So the day we met, Marcel had been camping in a valley and had to hike out in a downpour. The waist-high river on the way in had turned shoulder deep, and he was drenched on his steep climb up the valley ridge. What kept him going was daydreaming about a new girl that he had yet to meet.
He hitchhiked straight from the edge of the valley to the laundromat to dry out his clothing and gear. Meanwhile, I had just finished my two weeks working on an organic farm and headed to the laundromat to wash everything and find my next adventure. I walked in with my backpack and the first person I saw was him. He said, “Hey, do I know you?” And then we chatted the next few hours doing our laundry. I needed a place to sleep that night and he was staying on a property with $3 tent camping so we hitchhiked in the rain together back to there and I ended up staying in his cabin instead!
Over the next four days, we got to know each other better and went on an off-roading camping adventure and I knew he was my soulmate. We planned to meet up again a few months later to go to Burning Man and then hitchhike around the West Coast.
It was on that trip that I fell in love for the first time.
We had made our way into Oregon and picked up poison oak all over our lower halves at some hot springs. As we finally began to heal and could finally cuddle again without pain, I was by a river in the Redwoods National Park washing out our cooking pan when I was overcome with a warm bubbly feeling that I could only identify as romantic love.

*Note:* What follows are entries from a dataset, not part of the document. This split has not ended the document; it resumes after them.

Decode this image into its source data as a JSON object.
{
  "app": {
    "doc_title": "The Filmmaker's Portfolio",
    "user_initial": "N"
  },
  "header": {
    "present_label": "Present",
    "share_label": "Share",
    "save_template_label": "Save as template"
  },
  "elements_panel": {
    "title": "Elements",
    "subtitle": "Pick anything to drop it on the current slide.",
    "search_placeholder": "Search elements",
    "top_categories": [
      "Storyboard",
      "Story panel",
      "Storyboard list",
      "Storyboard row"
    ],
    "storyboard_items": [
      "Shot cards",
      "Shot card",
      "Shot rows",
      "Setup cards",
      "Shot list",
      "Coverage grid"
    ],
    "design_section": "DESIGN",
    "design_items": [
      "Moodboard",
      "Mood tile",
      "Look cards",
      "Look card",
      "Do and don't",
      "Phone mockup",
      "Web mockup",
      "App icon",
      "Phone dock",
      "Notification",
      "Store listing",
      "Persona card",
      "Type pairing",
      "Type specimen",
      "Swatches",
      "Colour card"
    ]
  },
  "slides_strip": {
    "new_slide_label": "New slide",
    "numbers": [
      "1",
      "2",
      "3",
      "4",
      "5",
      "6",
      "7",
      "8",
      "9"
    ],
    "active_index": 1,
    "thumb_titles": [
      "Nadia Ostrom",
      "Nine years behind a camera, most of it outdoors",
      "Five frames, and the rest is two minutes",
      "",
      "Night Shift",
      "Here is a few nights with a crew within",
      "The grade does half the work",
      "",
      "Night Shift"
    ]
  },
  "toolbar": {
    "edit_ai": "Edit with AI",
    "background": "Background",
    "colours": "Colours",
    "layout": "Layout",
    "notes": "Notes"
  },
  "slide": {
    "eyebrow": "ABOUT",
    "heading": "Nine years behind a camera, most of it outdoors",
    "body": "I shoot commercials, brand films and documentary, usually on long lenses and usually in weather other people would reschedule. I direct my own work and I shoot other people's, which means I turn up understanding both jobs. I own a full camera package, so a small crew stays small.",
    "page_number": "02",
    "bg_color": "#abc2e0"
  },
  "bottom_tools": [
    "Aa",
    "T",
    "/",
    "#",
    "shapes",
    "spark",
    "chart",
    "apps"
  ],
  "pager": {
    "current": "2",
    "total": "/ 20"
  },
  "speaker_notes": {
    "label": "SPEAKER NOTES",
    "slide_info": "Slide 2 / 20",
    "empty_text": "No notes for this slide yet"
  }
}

Since then we have done our own travels and traveled together. We’ve learned to partner dance and cook amazing meals and set up the perfect camping zone. We practice open communication and encourage each other to express our feelings and live true to ourselves. We do not use labels but are in a non-monogamous relationship based on trust and honesty.
My advice to other female travelers who just found love is to be open and honest with your partner.
You are better off discussing your feelings when they come up, rather than waiting until it blows up into something more than it ever should have been. Be true to yourself and recognize if your relationship is changing you, and set up boundaries to protect yourself if you need to.
And finally, don’t let other people and society define your relationship. Especially as travelers, relationships may need to be fluid. Think about the context around words like “girlfriend”, “boyfriend”, “wife”, “exclusive”. Don’t force yourself to be boxed in by the culture’s context of relationships. Boxes are for box people, and we’re just having fun together.”